Please think about how all of us together can support our church with our time, talents, and treasures.  We may be fewer, but together we can continue to do great things in our nearer and larger community.


For many years we’ve had the tradition of recruiters finding liturgists for worship services. We thank all of those who’ve diligently recruited over the years. We are now moving to a volunteer method. If you would like to serve as a liturgist this year, please sign up at the sign-up sheet in the back of the sanctuary.        



         Our church has been blessed with two scholarship funds for college students who are members of this church: the Mary Ann Sprouls/Cynthia Ann Idleman Scholarship Fund and the Peg Hall Scholarship. Recipients are chosen from those who apply by the Stewardship Committee and Session. If you are interested in applying, please contact the church office or Rev. Rodger.


          Pastors of the Paris Ministerial Fellowship take turns writing a column for the Prairie-Press church pages, each one writing for a month at a time.  Rev. Laurie has been doing the October columns, and shares with you here a sample of one of them:

Women of the Bible:  Deborah

I find Deborah fascinating because in the ancient Israeli male-dominated society, she was highly esteemed. She was known for her wisdom, intelligence & courage.  Deborah was a prophet in Israel before there were kings ruling.   They were the  loosely joined 12 tribes of Israel.  At that time, the Israelites were led by “judges.”

       We remember the often used Old Testament phrase that the Israelites repeatedly “did what was evil in the sight of the Lord.” They were oppressed by stronger nations and sometimes adopted their ways.

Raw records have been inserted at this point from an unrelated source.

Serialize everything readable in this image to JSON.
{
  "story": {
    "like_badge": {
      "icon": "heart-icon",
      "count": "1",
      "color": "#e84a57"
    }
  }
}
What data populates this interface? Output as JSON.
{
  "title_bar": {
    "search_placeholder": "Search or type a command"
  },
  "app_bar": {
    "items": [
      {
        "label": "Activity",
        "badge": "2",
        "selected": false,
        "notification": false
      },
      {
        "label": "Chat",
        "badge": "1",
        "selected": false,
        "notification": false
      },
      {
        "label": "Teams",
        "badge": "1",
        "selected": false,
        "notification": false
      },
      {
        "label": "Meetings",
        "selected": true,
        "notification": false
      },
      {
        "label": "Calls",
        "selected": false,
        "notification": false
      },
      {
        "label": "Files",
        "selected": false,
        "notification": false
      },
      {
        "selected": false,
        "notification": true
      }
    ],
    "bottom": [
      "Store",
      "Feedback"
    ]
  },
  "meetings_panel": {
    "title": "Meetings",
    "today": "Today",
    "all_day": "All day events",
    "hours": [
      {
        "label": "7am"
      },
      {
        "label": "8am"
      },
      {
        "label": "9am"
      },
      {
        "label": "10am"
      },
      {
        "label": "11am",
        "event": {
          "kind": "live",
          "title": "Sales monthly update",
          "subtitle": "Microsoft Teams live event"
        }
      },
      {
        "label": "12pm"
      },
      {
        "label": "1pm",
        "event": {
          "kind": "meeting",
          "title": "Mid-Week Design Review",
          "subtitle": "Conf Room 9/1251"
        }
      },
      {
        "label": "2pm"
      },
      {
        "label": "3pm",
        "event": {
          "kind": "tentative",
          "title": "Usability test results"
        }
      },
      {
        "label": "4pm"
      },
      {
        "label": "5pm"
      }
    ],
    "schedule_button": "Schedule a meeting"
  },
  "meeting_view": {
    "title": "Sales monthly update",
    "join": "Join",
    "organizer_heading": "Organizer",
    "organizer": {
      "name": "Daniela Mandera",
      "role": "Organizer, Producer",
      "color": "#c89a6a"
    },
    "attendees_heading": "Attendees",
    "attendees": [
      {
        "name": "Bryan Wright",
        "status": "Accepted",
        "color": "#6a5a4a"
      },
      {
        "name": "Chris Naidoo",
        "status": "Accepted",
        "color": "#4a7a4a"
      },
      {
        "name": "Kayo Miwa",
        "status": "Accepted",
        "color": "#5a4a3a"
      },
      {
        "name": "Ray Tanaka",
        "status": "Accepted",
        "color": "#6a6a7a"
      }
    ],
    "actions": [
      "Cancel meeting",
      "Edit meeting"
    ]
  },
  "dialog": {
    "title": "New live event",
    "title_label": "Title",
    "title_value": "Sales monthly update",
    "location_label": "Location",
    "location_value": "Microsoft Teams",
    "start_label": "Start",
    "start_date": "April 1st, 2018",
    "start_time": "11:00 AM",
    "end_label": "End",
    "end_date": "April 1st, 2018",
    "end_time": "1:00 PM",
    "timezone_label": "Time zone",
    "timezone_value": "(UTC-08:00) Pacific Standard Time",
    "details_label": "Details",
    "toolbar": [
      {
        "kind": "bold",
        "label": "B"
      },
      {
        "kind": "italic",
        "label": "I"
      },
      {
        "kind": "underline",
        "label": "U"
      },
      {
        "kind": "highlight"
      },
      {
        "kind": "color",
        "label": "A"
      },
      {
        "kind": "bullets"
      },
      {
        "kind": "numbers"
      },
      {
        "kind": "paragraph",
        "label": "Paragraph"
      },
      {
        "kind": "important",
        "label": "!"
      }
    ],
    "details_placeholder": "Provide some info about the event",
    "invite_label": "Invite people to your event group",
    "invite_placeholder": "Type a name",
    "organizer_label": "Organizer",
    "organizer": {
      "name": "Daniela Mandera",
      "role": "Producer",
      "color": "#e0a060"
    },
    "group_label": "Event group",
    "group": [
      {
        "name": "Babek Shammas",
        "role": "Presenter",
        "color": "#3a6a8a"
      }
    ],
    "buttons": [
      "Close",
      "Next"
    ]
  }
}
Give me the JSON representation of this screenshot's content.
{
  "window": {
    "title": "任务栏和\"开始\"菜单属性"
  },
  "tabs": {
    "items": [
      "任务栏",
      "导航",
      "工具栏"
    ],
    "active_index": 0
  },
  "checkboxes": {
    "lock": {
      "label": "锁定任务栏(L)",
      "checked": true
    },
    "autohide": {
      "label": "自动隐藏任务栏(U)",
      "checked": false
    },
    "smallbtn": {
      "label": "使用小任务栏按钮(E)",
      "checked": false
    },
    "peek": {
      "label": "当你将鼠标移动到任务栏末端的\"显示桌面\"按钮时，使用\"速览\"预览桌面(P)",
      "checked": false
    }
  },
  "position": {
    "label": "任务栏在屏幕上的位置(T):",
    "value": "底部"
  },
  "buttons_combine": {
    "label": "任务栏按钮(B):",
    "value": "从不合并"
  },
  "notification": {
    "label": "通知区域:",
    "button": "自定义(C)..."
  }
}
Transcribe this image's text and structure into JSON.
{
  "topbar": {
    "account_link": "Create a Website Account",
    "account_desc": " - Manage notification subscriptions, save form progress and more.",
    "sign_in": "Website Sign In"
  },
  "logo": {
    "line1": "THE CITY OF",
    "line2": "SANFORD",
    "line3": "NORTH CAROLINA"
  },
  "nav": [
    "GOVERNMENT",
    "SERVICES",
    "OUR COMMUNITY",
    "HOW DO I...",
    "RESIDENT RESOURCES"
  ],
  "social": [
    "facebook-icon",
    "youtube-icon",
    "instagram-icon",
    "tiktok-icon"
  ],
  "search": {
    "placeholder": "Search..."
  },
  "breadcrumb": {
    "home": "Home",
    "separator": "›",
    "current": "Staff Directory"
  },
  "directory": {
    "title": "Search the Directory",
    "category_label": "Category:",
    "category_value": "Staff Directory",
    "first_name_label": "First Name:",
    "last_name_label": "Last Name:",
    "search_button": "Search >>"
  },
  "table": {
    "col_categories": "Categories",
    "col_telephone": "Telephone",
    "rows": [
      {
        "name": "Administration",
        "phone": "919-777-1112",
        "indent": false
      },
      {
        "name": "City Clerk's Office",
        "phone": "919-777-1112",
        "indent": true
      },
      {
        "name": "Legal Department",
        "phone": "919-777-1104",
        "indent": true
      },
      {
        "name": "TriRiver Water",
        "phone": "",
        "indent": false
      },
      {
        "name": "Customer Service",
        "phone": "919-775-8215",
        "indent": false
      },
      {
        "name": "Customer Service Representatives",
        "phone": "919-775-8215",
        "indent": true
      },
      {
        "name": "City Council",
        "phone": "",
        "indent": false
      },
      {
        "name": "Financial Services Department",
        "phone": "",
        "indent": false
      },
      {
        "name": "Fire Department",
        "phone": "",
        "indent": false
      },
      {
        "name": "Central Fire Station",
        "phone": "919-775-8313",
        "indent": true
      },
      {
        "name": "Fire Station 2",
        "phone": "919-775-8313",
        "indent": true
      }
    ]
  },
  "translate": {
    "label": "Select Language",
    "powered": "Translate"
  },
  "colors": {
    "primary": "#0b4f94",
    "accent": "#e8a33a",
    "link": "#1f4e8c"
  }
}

Their morality was greatly suspect.  As a prophet, Deborah was trusted to speak God’s words to the people, calling them back to God and morality.  She was extremely unusual for a woman in that era.

       Under a tree, in a high traffic area, Deborah carried out the office of judge to which God called her. People traveled to her for advice and guidance.  She was also an advisor to the military.  In fact, Barak, the Israelite army commander, told her he would not go into battle against the strength of the Canaanite army which threatened them, if she did not go with them. She did go with them and was the one to receive the glory and honor when they defeated the Canaanites.

We read of the unabashedly positive treatment of a female character during a time when women were silent and in the home.  Down through the ages, too many commentators tried to explain away her significance by saying, for example, that the men were weak at the time so a woman had to take on a usual male role.  But Scripture doesn’t say that.  It acknowledges Deborah for her spiritedness,  strength and wisdom.  A good sermon title for the story of Deborah may be “Awaken the Sleeping Ones.”  Rather than reinforce stereotypes, we Christians should embrace woman’s’ roles in the church.

        For an exceedingly long time, I’ve been inspired by the strength of women in the Bible.  They helped to shape my strength as a minister, as a pastor, called by God to lead God’s people by preaching and teaching, by caring and comforting, by listening and assisting.  I will forever be grateful for my time as a minister in God’s service to people in the two churches I served over my time in pastoral ministry.  I thank Paris Presbyterian Church for a wonderful ministry with them.  May all the people, of whom are called into leadership service in the Lord’s name, be empowered to do God’s work and follow God’s way.

–Prairie Press PMF article week of 10-16-23, Rev. Laurie Williams, retired from The Presbyterian Church, Paris.